(What the task requires) How many lines in the listing below include the word "refresh"? Answer with the number and nothing else.

(Exercise materials)
[Start of section]

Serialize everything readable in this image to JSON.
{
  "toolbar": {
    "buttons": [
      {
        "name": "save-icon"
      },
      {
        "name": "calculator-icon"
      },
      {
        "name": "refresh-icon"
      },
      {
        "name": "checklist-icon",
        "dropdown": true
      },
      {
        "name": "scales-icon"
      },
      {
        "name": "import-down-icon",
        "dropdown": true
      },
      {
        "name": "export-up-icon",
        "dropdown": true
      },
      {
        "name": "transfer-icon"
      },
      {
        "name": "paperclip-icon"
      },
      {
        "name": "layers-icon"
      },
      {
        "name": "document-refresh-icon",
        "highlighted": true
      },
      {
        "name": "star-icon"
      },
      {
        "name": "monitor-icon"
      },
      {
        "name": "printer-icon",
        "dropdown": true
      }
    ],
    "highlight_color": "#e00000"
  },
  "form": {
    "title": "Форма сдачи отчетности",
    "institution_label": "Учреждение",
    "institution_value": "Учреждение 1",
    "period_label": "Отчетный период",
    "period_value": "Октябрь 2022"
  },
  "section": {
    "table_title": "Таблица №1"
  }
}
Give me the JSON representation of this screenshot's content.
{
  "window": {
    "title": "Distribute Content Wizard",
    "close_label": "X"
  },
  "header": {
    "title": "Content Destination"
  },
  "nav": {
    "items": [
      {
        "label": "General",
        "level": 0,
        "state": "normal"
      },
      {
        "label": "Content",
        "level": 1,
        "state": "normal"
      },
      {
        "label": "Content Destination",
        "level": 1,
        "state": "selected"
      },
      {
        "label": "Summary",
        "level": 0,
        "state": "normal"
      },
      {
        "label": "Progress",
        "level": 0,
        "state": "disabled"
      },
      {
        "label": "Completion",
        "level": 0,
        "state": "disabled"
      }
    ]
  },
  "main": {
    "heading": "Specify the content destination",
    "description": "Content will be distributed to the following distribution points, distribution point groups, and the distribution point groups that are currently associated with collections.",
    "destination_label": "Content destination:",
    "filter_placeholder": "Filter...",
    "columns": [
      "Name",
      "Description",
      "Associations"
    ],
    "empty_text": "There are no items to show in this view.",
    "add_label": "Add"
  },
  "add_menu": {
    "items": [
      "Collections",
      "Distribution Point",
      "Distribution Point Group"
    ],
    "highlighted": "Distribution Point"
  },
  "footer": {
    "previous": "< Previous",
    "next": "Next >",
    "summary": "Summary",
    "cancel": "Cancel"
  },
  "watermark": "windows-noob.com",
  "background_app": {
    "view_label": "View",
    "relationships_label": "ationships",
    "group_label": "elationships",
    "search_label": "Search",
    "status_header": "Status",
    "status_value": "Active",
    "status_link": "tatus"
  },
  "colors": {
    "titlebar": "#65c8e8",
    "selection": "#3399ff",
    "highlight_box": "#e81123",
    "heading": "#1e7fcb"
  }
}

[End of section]
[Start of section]

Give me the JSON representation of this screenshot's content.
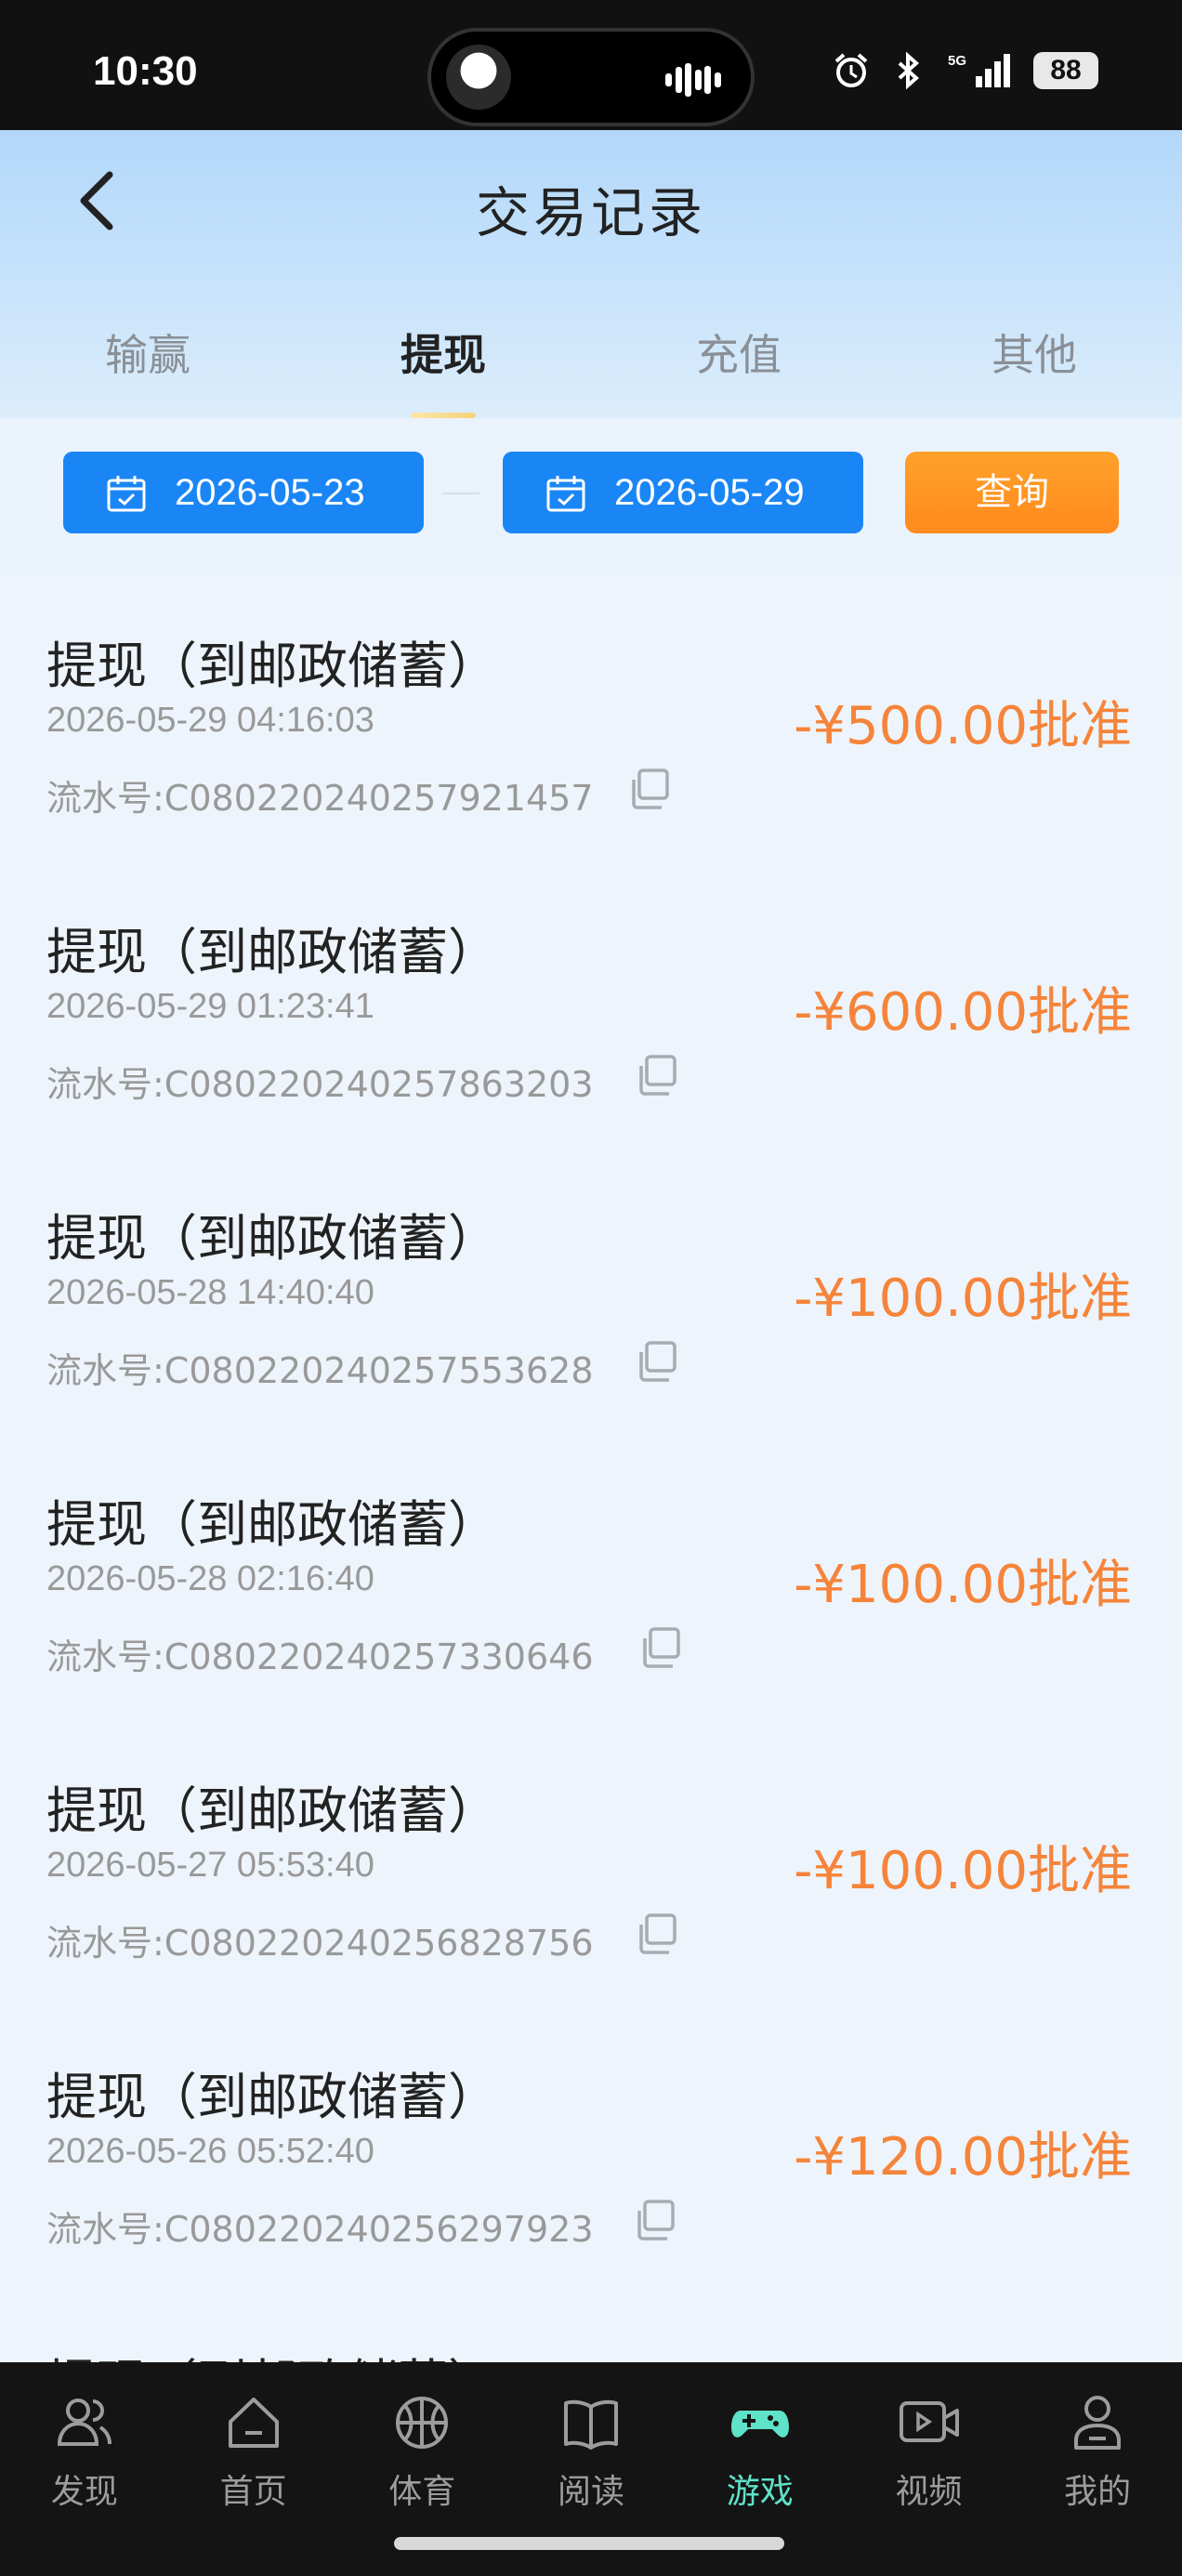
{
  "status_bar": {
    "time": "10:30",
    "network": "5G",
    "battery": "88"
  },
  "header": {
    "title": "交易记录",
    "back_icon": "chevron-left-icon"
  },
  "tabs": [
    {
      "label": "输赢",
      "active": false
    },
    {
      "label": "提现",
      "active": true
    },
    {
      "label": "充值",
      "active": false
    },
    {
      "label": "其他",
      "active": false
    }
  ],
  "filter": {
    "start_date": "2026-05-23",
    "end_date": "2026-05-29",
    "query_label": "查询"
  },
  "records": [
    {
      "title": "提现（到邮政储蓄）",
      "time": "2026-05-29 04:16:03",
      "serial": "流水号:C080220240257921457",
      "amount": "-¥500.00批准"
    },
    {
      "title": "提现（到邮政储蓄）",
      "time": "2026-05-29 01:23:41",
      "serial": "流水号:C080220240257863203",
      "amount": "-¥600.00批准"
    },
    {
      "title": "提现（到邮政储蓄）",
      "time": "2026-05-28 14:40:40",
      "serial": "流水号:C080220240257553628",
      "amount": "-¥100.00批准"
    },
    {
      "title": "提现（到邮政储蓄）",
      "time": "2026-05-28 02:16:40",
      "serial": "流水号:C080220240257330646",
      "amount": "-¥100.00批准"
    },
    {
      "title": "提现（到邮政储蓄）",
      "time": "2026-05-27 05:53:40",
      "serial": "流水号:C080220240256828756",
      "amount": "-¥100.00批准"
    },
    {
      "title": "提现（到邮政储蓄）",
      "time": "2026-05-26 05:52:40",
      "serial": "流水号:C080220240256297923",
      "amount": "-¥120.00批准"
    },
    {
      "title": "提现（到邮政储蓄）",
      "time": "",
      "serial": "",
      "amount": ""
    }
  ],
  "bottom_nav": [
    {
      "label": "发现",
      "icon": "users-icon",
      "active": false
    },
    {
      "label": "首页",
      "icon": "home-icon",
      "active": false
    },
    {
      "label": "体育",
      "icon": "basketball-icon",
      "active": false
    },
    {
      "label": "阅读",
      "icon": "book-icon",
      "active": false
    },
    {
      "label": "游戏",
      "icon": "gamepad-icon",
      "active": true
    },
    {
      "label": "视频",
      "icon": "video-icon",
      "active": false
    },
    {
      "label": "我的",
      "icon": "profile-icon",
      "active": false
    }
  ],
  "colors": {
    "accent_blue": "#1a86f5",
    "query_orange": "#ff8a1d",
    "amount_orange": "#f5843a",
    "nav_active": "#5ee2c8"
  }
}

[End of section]

(Output) 2